Make sure you ALTERNATE when tying on your pairs. The first one shown in this picture has the left string UNDER, the right string OVER the center before snugly pulling tight. The second pair has the right string UNDER, the left one is OVER. Alternate every pair as you work down to the bottom.
Step 3: Comb out the twisted threads.
I use a dog undercoat comb, I just happened to be doing it with my fingers strand by strand and realized it would be faster with this tool 😃 Start at the outer edges and work your way toward the center knot spine. It’s a lot like untangling hair, edges first. Be careful not to get your comb stuck on the center spine or it unties you’re knot (lesson learned).
Step 3: Trim it to the shape you like.
Your scissors needs to be sharp! This macrame rope is awesome but requires a sharp cutting edge.
Whether you want them all the same or a bit different, now is when you start trimming and shaping to your liking. As I trimmed, I checked by laying them out and re-combed until I was happy with the shapes.
Step 4: Spray with Stiffener

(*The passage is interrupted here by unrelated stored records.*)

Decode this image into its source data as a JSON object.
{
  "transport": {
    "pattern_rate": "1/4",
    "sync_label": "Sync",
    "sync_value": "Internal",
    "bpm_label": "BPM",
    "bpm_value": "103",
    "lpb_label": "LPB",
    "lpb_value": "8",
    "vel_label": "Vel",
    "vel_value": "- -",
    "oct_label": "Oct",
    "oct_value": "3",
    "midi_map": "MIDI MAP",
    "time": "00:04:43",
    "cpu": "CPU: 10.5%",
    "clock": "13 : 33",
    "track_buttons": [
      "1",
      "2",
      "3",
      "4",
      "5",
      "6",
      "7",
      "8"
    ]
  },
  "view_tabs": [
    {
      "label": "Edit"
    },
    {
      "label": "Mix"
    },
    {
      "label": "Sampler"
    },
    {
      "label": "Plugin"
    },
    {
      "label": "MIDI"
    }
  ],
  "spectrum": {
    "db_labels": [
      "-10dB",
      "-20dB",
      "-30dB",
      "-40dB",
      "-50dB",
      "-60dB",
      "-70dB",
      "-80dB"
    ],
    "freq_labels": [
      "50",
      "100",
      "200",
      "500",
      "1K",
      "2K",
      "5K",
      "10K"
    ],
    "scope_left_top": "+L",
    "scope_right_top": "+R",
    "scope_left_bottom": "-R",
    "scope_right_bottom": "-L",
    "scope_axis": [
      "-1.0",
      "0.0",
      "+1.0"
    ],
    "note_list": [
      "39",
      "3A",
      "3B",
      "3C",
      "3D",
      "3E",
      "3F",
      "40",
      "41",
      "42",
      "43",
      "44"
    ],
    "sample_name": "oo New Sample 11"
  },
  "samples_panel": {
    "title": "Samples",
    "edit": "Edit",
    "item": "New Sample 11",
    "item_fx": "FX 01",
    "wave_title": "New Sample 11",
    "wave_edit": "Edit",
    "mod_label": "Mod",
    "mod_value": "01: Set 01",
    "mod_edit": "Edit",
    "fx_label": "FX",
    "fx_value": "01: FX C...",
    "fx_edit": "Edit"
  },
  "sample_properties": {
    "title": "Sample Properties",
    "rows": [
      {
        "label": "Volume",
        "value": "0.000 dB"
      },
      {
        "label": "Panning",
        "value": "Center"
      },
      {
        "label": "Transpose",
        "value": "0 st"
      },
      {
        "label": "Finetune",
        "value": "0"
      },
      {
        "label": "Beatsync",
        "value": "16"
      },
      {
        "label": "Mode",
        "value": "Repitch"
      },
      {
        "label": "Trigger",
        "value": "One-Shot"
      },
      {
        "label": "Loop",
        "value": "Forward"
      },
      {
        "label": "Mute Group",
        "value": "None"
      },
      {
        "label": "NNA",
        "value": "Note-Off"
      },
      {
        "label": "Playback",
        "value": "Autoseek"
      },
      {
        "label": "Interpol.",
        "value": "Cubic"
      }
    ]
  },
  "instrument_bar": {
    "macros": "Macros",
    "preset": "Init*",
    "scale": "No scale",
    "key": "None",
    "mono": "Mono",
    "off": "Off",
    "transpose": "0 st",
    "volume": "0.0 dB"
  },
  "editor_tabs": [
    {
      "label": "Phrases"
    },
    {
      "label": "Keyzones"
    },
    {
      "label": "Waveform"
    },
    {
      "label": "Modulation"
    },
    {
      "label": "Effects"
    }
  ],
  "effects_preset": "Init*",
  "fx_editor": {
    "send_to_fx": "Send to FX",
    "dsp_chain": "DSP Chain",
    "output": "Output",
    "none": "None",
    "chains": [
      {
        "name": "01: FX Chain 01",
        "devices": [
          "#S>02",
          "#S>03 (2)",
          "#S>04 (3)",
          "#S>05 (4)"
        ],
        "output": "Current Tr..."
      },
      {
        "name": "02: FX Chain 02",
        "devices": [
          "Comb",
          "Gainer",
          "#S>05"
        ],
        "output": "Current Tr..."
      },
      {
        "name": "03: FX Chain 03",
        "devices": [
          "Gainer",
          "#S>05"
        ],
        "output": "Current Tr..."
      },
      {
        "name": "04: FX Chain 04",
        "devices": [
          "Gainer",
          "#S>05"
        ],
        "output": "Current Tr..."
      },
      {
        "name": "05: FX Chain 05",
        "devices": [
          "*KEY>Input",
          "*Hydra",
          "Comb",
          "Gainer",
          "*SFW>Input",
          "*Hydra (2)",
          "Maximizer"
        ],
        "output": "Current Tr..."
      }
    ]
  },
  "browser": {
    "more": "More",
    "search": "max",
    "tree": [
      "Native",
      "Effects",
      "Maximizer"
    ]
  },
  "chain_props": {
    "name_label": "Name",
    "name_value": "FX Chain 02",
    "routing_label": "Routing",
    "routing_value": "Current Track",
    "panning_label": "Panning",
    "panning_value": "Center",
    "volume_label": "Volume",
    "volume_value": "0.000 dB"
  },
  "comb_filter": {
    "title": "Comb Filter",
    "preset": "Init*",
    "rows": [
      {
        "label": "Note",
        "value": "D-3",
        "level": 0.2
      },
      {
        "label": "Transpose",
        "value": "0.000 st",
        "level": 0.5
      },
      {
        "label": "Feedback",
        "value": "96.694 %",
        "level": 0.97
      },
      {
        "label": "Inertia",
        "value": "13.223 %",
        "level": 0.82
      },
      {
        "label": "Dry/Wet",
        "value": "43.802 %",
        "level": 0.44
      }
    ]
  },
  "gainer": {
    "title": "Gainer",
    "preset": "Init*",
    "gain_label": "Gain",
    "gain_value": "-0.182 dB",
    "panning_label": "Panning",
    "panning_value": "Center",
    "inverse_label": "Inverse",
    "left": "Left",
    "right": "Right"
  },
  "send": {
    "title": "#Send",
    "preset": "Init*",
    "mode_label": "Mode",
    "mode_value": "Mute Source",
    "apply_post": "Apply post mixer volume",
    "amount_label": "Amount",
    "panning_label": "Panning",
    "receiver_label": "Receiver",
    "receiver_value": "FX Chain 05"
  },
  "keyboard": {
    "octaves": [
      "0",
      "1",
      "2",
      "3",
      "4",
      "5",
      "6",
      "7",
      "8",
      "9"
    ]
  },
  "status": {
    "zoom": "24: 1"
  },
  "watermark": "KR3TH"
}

When I started hanging these, I realized the string will never hold its shape unless I did something to make the shapes stay after combing. I first used a pre-packaged 16 oz. spray fabric stiffener but ran out after 12 leaves. To adapt so I didn’t need to buy more, I had some Mod Podge glue, poured a couple ounces in the empty bottle, added a couple ounces if water to dilute it good enough to spray. It worked perfectly fine!
I lightly sprayed the first side of each leaf, just enough to get it evenly wet. Then waited for it to dry on the parchment paper. I flipped it over and sprayed the second side.
Step 5: Arrange and hang
I’m not sure how to best give advice or instruction on this except to say that I laid it out knowing the lower layers would cover the loops and shoulders of the previous row. I knew what I wanted it to look like and I worked out the size mathematically on paper to make sure it fit the space. This is the “design part” and it is a lot of fun for me to see it come together.
I thought it needed a little finishing flair, so I used 5 macrame beads at the top of each ivory leaf. The ivory leaves are slid on the dowel directly by using their loops. The other leaves had a length of string added and I worked on the arrangement to hide as much if the hanging string as possible. I marked the dowel for placement as I worked through the arrangement during installation.
I know you will be creative, you’ll use your eyes and hands to come up with something great. And I hope I’ve helped give you the basics of how to make the components!